◆ **Work to be completed**: From the first line to the last, copy the listing below word for word.

◆ **Exercise data**:
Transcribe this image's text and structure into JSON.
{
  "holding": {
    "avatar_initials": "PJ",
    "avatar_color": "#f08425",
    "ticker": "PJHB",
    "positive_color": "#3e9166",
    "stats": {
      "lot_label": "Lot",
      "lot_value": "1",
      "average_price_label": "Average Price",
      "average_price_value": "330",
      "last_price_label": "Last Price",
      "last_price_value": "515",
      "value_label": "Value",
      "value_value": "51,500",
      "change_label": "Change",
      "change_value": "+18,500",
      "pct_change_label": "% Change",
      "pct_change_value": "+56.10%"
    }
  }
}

◆ **Output of the exercise**:
Transcribe this image's text and structure into JSON.
{
  "holding": {
    "avatar_initials": "PJ",
    "avatar_color": "#f08425",
    "ticker": "PJHB",
    "positive_color": "#3e9166",
    "stats": {
      "lot_label": "Lot",
      "lot_value": "1",
      "average_price_label": "Average Price",
      "average_price_value": "330",
      "last_price_label": "Last Price",
      "last_price_value": "515",
      "value_label": "Value",
      "value_value": "51,500",
      "change_label": "Change",
      "change_value": "+18,500",
      "pct_change_label": "% Change",
      "pct_change_value": "+56.10%"
    }
  }
}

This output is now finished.